Late Stevens

Reading BJ Leggett's excellent (& nice & short) Late Stevens. I really liked one of his earlier books, Wallace Stevens and Poetic Theory. He has a way of correcting (gently) the Stevens big shots, Bloom & Vendler et al.

Stevens, in a statement on "Auroras of Autumn" : "There are many poems relating to the interactions between reality and imagination, which are to be regarded as marginal to the central theme... [which is] the possibility of a supreme fiction, recognized as a fiction, in which men could propose to themselves a fulfillment." (quoted by Leggett on p.1). & from the epigraph to 1st chapter : "The exquisite truth is to know that it is a fiction and that you believe in it willingly." (from Stevens' Adagia)

Leggett's argument (which I'm just getting going with) is that many of Stevens' later poems (in The Rock, etc.) are intertextually aligned with "Notes Toward a Supreme Fiction" and other, earlier poems on this "central" theme. & (to paraphrase) Leggett summarizes Stevens' focus on this theme, as a meditation on the idea that the fiction of reality is the generating dream of an inhuman mind - sagacious, inventive, changing, unaccountable, inexplicable... yet - as an imagination - showing a likeness to our own imagination.

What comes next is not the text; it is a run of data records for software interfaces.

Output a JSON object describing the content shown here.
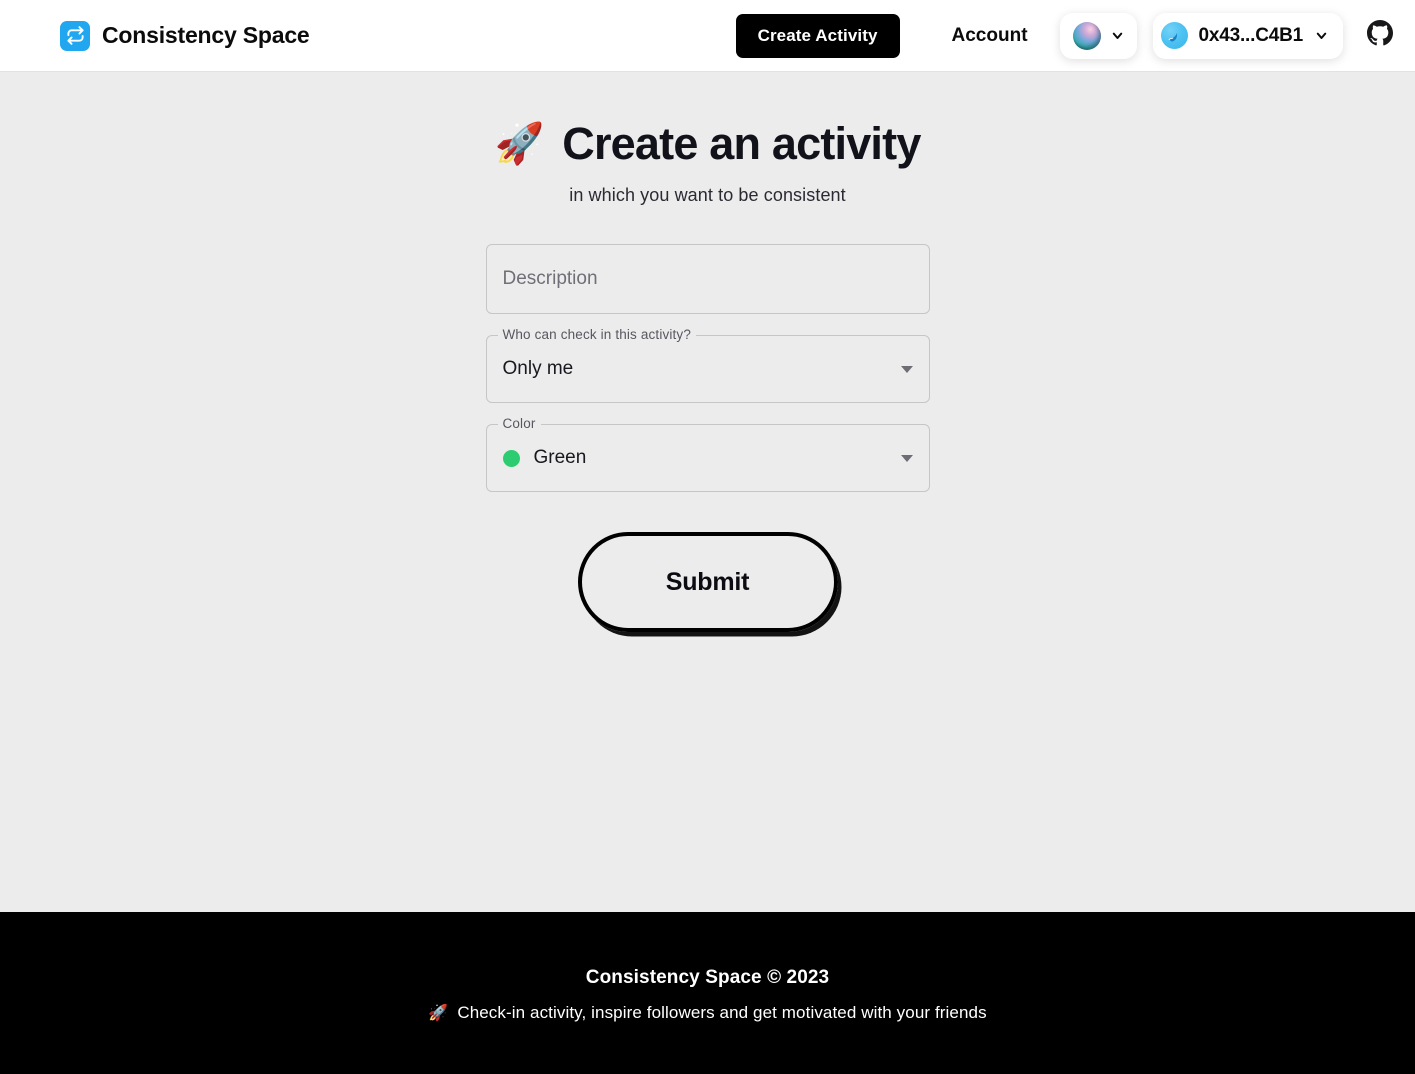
{
  "header": {
    "brand_name": "Consistency Space",
    "brand_logo_icon": "repeat-sync-icon",
    "create_activity_label": "Create Activity",
    "account_label": "Account",
    "network_selector": {
      "icon": "network-orb-icon",
      "chevron_icon": "chevron-down-icon"
    },
    "wallet": {
      "avatar_icon": "wallet-avatar-icon",
      "address": "0x43...C4B1",
      "chevron_icon": "chevron-down-icon"
    },
    "github_icon": "github-icon"
  },
  "main": {
    "title_emoji": "🚀",
    "title": "Create an activity",
    "subtitle": "in which you want to be consistent",
    "form": {
      "description": {
        "placeholder": "Description",
        "value": ""
      },
      "visibility": {
        "label": "Who can check in this activity?",
        "selected": "Only me"
      },
      "color": {
        "label": "Color",
        "selected": "Green",
        "selected_hex": "#2ecc71"
      },
      "submit_label": "Submit"
    }
  },
  "footer": {
    "title": "Consistency Space © 2023",
    "tagline_emoji": "🚀",
    "tagline": "Check-in activity, inspire followers and get motivated with your friends"
  },
  "theme": {
    "page_bg": "#ececec",
    "header_bg": "#ffffff",
    "footer_bg": "#000000",
    "brand_blue": "#21a6f0",
    "accent_black": "#000000"
  }
}
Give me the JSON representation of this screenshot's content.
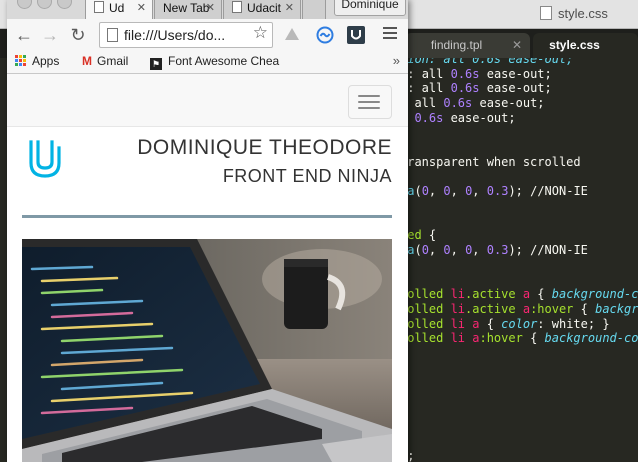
{
  "editor": {
    "title": "style.css",
    "tabs": [
      {
        "label": "finding.tpl",
        "active": false
      },
      {
        "label": "style.css",
        "active": true
      }
    ],
    "code_lines": [
      {
        "parts": [
          [
            "c-prop",
            "tion: all 0.6s ease-out;"
          ]
        ]
      },
      {
        "parts": [
          [
            "c-prop",
            "n"
          ],
          [
            "c-white",
            ": "
          ],
          [
            "c-white",
            "all "
          ],
          [
            "c-num",
            "0.6s"
          ],
          [
            "c-white",
            " ease-out;"
          ]
        ]
      },
      {
        "parts": [
          [
            "c-prop",
            "n"
          ],
          [
            "c-white",
            ": all "
          ],
          [
            "c-num",
            "0.6s"
          ],
          [
            "c-white",
            " ease-out;"
          ]
        ]
      },
      {
        "parts": [
          [
            "c-white",
            ": all "
          ],
          [
            "c-num",
            "0.6s"
          ],
          [
            "c-white",
            " ease-out;"
          ]
        ]
      },
      {
        "parts": [
          [
            "c-white",
            "l "
          ],
          [
            "c-num",
            "0.6s"
          ],
          [
            "c-white",
            " ease-out;"
          ]
        ]
      },
      {
        "parts": [
          [
            "c-white",
            ""
          ]
        ]
      },
      {
        "parts": [
          [
            "c-white",
            ""
          ]
        ]
      },
      {
        "parts": [
          [
            "c-cm",
            "transparent when scrolled"
          ]
        ]
      },
      {
        "parts": [
          [
            "c-white",
            ""
          ]
        ]
      },
      {
        "parts": [
          [
            "c-fn",
            "pa"
          ],
          [
            "c-white",
            "("
          ],
          [
            "c-num",
            "0"
          ],
          [
            "c-white",
            ", "
          ],
          [
            "c-num",
            "0"
          ],
          [
            "c-white",
            ", "
          ],
          [
            "c-num",
            "0"
          ],
          [
            "c-white",
            ", "
          ],
          [
            "c-num",
            "0.3"
          ],
          [
            "c-white",
            "); //NON-IE"
          ]
        ]
      },
      {
        "parts": [
          [
            "c-white",
            ""
          ]
        ]
      },
      {
        "parts": [
          [
            "c-white",
            ""
          ]
        ]
      },
      {
        "parts": [
          [
            "c-green",
            "led"
          ],
          [
            "c-white",
            " {"
          ]
        ]
      },
      {
        "parts": [
          [
            "c-fn",
            "pa"
          ],
          [
            "c-white",
            "("
          ],
          [
            "c-num",
            "0"
          ],
          [
            "c-white",
            ", "
          ],
          [
            "c-num",
            "0"
          ],
          [
            "c-white",
            ", "
          ],
          [
            "c-num",
            "0"
          ],
          [
            "c-white",
            ", "
          ],
          [
            "c-num",
            "0.3"
          ],
          [
            "c-white",
            "); //NON-IE"
          ]
        ]
      },
      {
        "parts": [
          [
            "c-white",
            ""
          ]
        ]
      },
      {
        "parts": [
          [
            "c-white",
            ""
          ]
        ]
      },
      {
        "parts": [
          [
            "c-green",
            "rolled "
          ],
          [
            "c-kw",
            "li"
          ],
          [
            "c-green",
            ".active "
          ],
          [
            "c-kw",
            "a"
          ],
          [
            "c-white",
            " { "
          ],
          [
            "c-ital",
            "background-co"
          ]
        ]
      },
      {
        "parts": [
          [
            "c-green",
            "rolled "
          ],
          [
            "c-kw",
            "li"
          ],
          [
            "c-green",
            ".active "
          ],
          [
            "c-kw",
            "a"
          ],
          [
            "c-green",
            ":hover"
          ],
          [
            "c-white",
            " { "
          ],
          [
            "c-ital",
            "backgro"
          ]
        ]
      },
      {
        "parts": [
          [
            "c-green",
            "rolled "
          ],
          [
            "c-kw",
            "li a"
          ],
          [
            "c-white",
            " { "
          ],
          [
            "c-ital",
            "color"
          ],
          [
            "c-white",
            ": white; }"
          ]
        ]
      },
      {
        "parts": [
          [
            "c-green",
            "rolled "
          ],
          [
            "c-kw",
            "li a"
          ],
          [
            "c-green",
            ":hover"
          ],
          [
            "c-white",
            " { "
          ],
          [
            "c-ital",
            "background-co"
          ]
        ]
      },
      {
        "parts": [
          [
            "c-white",
            ""
          ]
        ]
      },
      {
        "parts": [
          [
            "c-white",
            ""
          ]
        ]
      },
      {
        "parts": [
          [
            "c-white",
            ""
          ]
        ]
      },
      {
        "parts": [
          [
            "c-white",
            ""
          ]
        ]
      },
      {
        "parts": [
          [
            "c-white",
            ""
          ]
        ]
      },
      {
        "parts": [
          [
            "c-white",
            ""
          ]
        ]
      },
      {
        "parts": [
          [
            "c-white",
            ""
          ]
        ]
      },
      {
        "parts": [
          [
            "c-kw",
            "x"
          ],
          [
            "c-white",
            ";"
          ]
        ]
      }
    ]
  },
  "browser": {
    "tabs": [
      {
        "label": "Ud",
        "active": true
      },
      {
        "label": "New Tab",
        "active": false
      },
      {
        "label": "Udacit",
        "active": false
      }
    ],
    "profile_label": "Dominique",
    "address": "file:///Users/do...",
    "bookmarks": [
      {
        "label": "Apps",
        "icon": "apps-icon"
      },
      {
        "label": "Gmail",
        "icon": "gmail-icon"
      },
      {
        "label": "Font Awesome Chea",
        "icon": "font-awesome-icon"
      }
    ],
    "bookmarks_overflow": "»",
    "nav_icons": {
      "back": "←",
      "forward": "→",
      "reload": "↻",
      "star": "☆"
    }
  },
  "site": {
    "name": "DOMINIQUE THEODORE",
    "role": "FRONT END NINJA",
    "colors": {
      "logo": "#02b3e4",
      "rule": "#7f99a6"
    }
  }
}
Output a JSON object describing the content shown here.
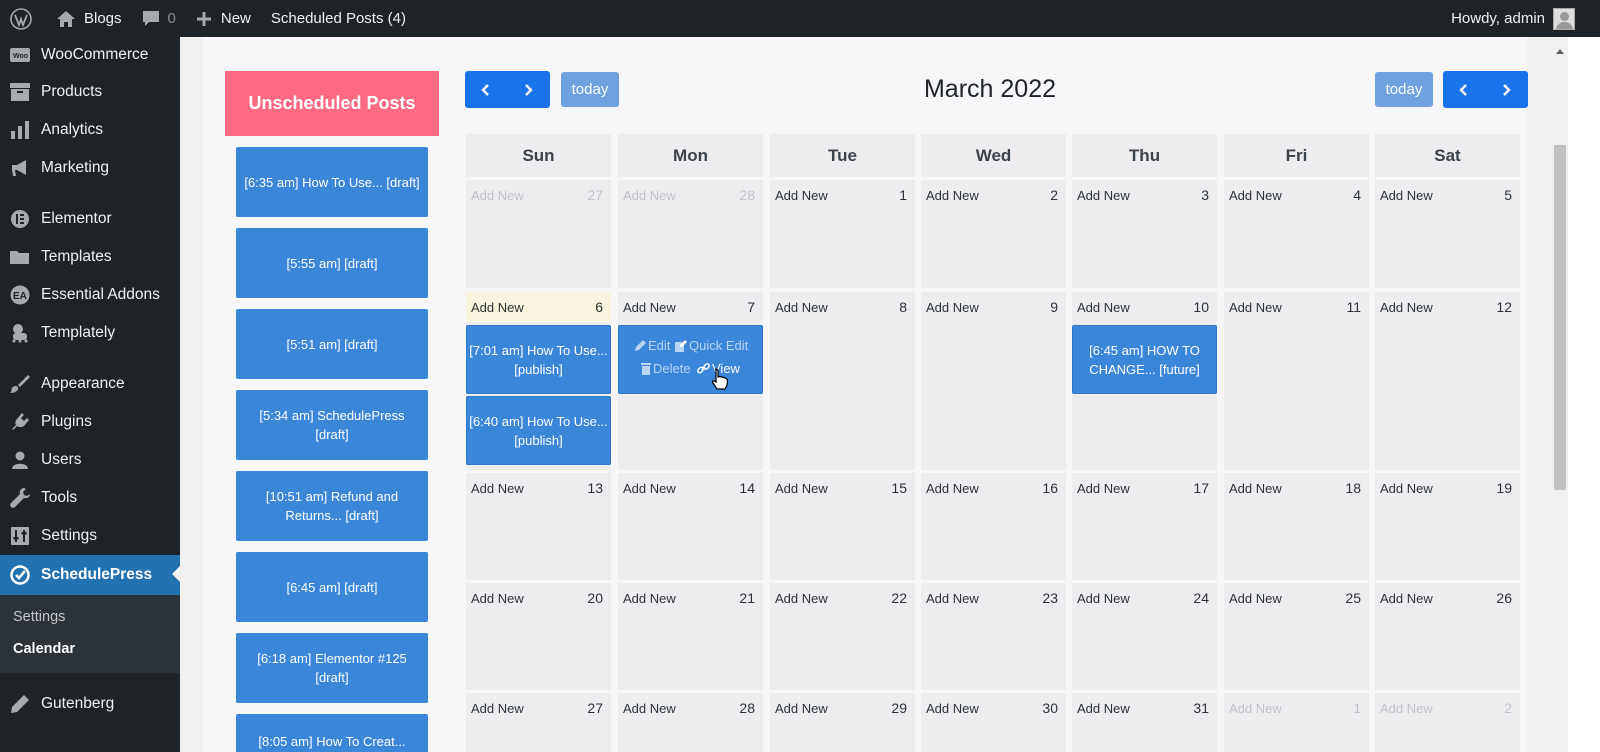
{
  "adminbar": {
    "site_name": "Blogs",
    "comments_count": "0",
    "new_label": "New",
    "scheduled_label": "Scheduled Posts (4)",
    "greeting": "Howdy, admin"
  },
  "sidebar": {
    "items": [
      {
        "label": "WooCommerce",
        "icon": "woo-icon"
      },
      {
        "label": "Products",
        "icon": "archive-icon"
      },
      {
        "label": "Analytics",
        "icon": "bar-chart-icon"
      },
      {
        "label": "Marketing",
        "icon": "megaphone-icon"
      },
      {
        "label": "Elementor",
        "icon": "elementor-icon"
      },
      {
        "label": "Templates",
        "icon": "folder-icon"
      },
      {
        "label": "Essential Addons",
        "icon": "ea-icon"
      },
      {
        "label": "Templately",
        "icon": "templately-icon"
      },
      {
        "label": "Appearance",
        "icon": "brush-icon"
      },
      {
        "label": "Plugins",
        "icon": "plug-icon"
      },
      {
        "label": "Users",
        "icon": "user-icon"
      },
      {
        "label": "Tools",
        "icon": "wrench-icon"
      },
      {
        "label": "Settings",
        "icon": "sliders-icon"
      },
      {
        "label": "SchedulePress",
        "icon": "schedulepress-icon"
      },
      {
        "label": "Gutenberg",
        "icon": "pen-icon"
      }
    ],
    "submenu": [
      {
        "label": "Settings"
      },
      {
        "label": "Calendar"
      }
    ]
  },
  "unscheduled": {
    "title": "Unscheduled Posts",
    "posts": [
      "[6:35 am] How To Use... [draft]",
      "[5:55 am] [draft]",
      "[5:51 am] [draft]",
      "[5:34 am] SchedulePress [draft]",
      "[10:51 am] Refund and Returns... [draft]",
      "[6:45 am] [draft]",
      "[6:18 am] Elementor #125 [draft]",
      "[8:05 am] How To Creat..."
    ]
  },
  "toolbar": {
    "today_label": "today",
    "title": "March 2022"
  },
  "calendar": {
    "add_new_label": "Add New",
    "weekdays": [
      "Sun",
      "Mon",
      "Tue",
      "Wed",
      "Thu",
      "Fri",
      "Sat"
    ],
    "weeks": [
      [
        "27",
        "28",
        "1",
        "2",
        "3",
        "4",
        "5"
      ],
      [
        "6",
        "7",
        "8",
        "9",
        "10",
        "11",
        "12"
      ],
      [
        "13",
        "14",
        "15",
        "16",
        "17",
        "18",
        "19"
      ],
      [
        "20",
        "21",
        "22",
        "23",
        "24",
        "25",
        "26"
      ],
      [
        "27",
        "28",
        "29",
        "30",
        "31",
        "1",
        "2"
      ]
    ],
    "events": {
      "sun6_a": "[7:01 am] How To Use... [publish]",
      "sun6_b": "[6:40 am] How To Use... [publish]",
      "thu10": "[6:45 am] HOW TO CHANGE... [future]"
    },
    "hover_actions": {
      "edit": "Edit",
      "quick_edit": "Quick Edit",
      "delete": "Delete",
      "view": "View"
    }
  },
  "colors": {
    "admin_bg": "#1d2327",
    "active_menu": "#2271b1",
    "unscheduled_header": "#ff6a82",
    "event_blue": "#3a87d9",
    "nav_button": "#1a73e8",
    "today_button": "#6fa1e0"
  }
}
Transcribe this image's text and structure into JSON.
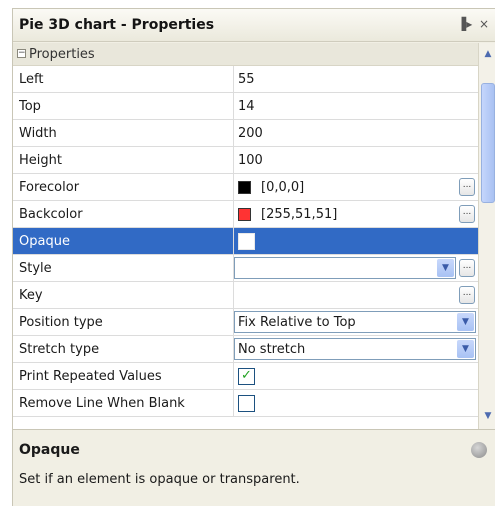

Leggett attends closely to some lines in the opening poem in The Rock, "An Old Man Asleep" :

The two worlds are asleep, are sleeping, now.
A dumb sense possesses them in a kind of solemnity.

The self and the earth - your thoughts, your feelings,
Your beliefs and disbeliefs, your whole peculiar plot.

The redness of your reddish chestnut trees,
The river motion, the drowsy motion of the river R.

He shows how these lines imply that the river & the chestnut trees are the thoughts of one of the "two worlds" (the earth) - that is, that the things of the earth, the "outside", are fictions of a greater, "inhuman" dreamer; & the "two worlds" are mingled together here, ambiguously joined.

So it seems the "supreme fiction" is a new expression of a very old idea... of the fictiveness (the "made" quality) of reality.

1 comment:

Darryl said...

Stevens may express himself as if the world has its own mind, but this has not been my understanding of Stevens's thought since the point that he developed the notion of the supreme fiction. In fact, if there is one emphasis that I think is central for him it is that the experience of reality is utterly human, completely a product of the mind in the act of imagination. However much we may be tempted to find in him some vein of thought that suggests a kind of pantheism, it's not there.